**Work to complete:** Below is some data; print it all back exactly.

Page and application data records:
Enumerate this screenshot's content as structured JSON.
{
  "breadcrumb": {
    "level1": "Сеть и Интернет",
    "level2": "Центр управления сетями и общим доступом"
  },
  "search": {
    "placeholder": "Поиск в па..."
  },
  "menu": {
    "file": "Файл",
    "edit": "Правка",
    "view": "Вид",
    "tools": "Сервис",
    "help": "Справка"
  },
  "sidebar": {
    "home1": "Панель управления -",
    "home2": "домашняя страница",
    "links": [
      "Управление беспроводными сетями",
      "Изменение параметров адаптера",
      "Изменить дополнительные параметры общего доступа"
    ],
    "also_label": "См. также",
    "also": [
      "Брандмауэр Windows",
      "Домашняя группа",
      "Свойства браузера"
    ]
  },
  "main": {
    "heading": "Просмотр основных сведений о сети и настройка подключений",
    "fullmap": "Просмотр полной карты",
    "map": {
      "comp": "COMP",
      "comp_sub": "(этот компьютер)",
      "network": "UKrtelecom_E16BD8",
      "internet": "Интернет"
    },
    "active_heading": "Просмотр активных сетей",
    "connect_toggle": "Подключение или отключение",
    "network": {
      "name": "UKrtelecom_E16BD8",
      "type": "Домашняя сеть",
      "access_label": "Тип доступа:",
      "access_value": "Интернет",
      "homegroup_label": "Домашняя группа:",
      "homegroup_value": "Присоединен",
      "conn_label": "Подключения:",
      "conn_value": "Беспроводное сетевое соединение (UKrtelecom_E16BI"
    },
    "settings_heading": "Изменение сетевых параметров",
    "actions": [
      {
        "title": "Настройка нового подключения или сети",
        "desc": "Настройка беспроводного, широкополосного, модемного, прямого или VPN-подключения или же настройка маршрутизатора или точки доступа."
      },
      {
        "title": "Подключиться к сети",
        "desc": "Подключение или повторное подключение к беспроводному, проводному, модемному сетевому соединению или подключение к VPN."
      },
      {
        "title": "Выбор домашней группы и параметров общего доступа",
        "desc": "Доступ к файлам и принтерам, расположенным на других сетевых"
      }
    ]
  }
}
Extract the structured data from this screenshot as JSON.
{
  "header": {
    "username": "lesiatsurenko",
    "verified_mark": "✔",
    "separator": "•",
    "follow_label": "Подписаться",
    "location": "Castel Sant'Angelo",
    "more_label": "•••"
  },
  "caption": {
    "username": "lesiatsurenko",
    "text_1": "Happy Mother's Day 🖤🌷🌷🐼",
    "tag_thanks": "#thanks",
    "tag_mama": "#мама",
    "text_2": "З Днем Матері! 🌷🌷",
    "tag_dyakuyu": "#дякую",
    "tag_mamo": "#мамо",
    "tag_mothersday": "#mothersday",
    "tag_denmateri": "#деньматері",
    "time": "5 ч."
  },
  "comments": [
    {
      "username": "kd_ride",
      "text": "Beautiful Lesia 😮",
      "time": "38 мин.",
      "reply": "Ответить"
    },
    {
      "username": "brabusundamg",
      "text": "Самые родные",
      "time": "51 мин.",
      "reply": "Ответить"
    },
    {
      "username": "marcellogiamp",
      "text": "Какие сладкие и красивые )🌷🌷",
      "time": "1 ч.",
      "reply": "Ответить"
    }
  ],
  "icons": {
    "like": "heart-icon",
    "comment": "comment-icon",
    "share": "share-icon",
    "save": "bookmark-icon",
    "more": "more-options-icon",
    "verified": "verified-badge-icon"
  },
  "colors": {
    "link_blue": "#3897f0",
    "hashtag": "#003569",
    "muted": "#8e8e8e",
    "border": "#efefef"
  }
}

**Exercise response:**
Enumerate this screenshot's content as structured JSON.
{
  "breadcrumb": {
    "level1": "Сеть и Интернет",
    "level2": "Центр управления сетями и общим доступом"
  },
  "search": {
    "placeholder": "Поиск в па..."
  },
  "menu": {
    "file": "Файл",
    "edit": "Правка",
    "view": "Вид",
    "tools": "Сервис",
    "help": "Справка"
  },
  "sidebar": {
    "home1": "Панель управления -",
    "home2": "домашняя страница",
    "links": [
      "Управление беспроводными сетями",
      "Изменение параметров адаптера",
      "Изменить дополнительные параметры общего доступа"
    ],
    "also_label": "См. также",
    "also": [
      "Брандмауэр Windows",
      "Домашняя группа",
      "Свойства браузера"
    ]
  },
  "main": {
    "heading": "Просмотр основных сведений о сети и настройка подключений",
    "fullmap": "Просмотр полной карты",
    "map": {
      "comp": "COMP",
      "comp_sub": "(этот компьютер)",
      "network": "UKrtelecom_E16BD8",
      "internet": "Интернет"
    },
    "active_heading": "Просмотр активных сетей",
    "connect_toggle": "Подключение или отключение",
    "network": {
      "name": "UKrtelecom_E16BD8",
      "type": "Домашняя сеть",
      "access_label": "Тип доступа:",
      "access_value": "Интернет",
      "homegroup_label": "Домашняя группа:",
      "homegroup_value": "Присоединен",
      "conn_label": "Подключения:",
      "conn_value": "Беспроводное сетевое соединение (UKrtelecom_E16BI"
    },
    "settings_heading": "Изменение сетевых параметров",
    "actions": [
      {
        "title": "Настройка нового подключения или сети",
        "desc": "Настройка беспроводного, широкополосного, модемного, прямого или VPN-подключения или же настройка маршрутизатора или точки доступа."
      },
      {
        "title": "Подключиться к сети",
        "desc": "Подключение или повторное подключение к беспроводному, проводному, модемному сетевому соединению или подключение к VPN."
      },
      {
        "title": "Выбор домашней группы и параметров общего доступа",
        "desc": "Доступ к файлам и принтерам, расположенным на других сетевых"
      }
    ]
  }
}
Extract the structured data from this screenshot as JSON.
{
  "header": {
    "username": "lesiatsurenko",
    "verified_mark": "✔",
    "separator": "•",
    "follow_label": "Подписаться",
    "location": "Castel Sant'Angelo",
    "more_label": "•••"
  },
  "caption": {
    "username": "lesiatsurenko",
    "text_1": "Happy Mother's Day 🖤🌷🌷🐼",
    "tag_thanks": "#thanks",
    "tag_mama": "#мама",
    "text_2": "З Днем Матері! 🌷🌷",
    "tag_dyakuyu": "#дякую",
    "tag_mamo": "#мамо",
    "tag_mothersday": "#mothersday",
    "tag_denmateri": "#деньматері",
    "time": "5 ч."
  },
  "comments": [
    {
      "username": "kd_ride",
      "text": "Beautiful Lesia 😮",
      "time": "38 мин.",
      "reply": "Ответить"
    },
    {
      "username": "brabusundamg",
      "text": "Самые родные",
      "time": "51 мин.",
      "reply": "Ответить"
    },
    {
      "username": "marcellogiamp",
      "text": "Какие сладкие и красивые )🌷🌷",
      "time": "1 ч.",
      "reply": "Ответить"
    }
  ],
  "icons": {
    "like": "heart-icon",
    "comment": "comment-icon",
    "share": "share-icon",
    "save": "bookmark-icon",
    "more": "more-options-icon",
    "verified": "verified-badge-icon"
  },
  "colors": {
    "link_blue": "#3897f0",
    "hashtag": "#003569",
    "muted": "#8e8e8e",
    "border": "#efefef"
  }
}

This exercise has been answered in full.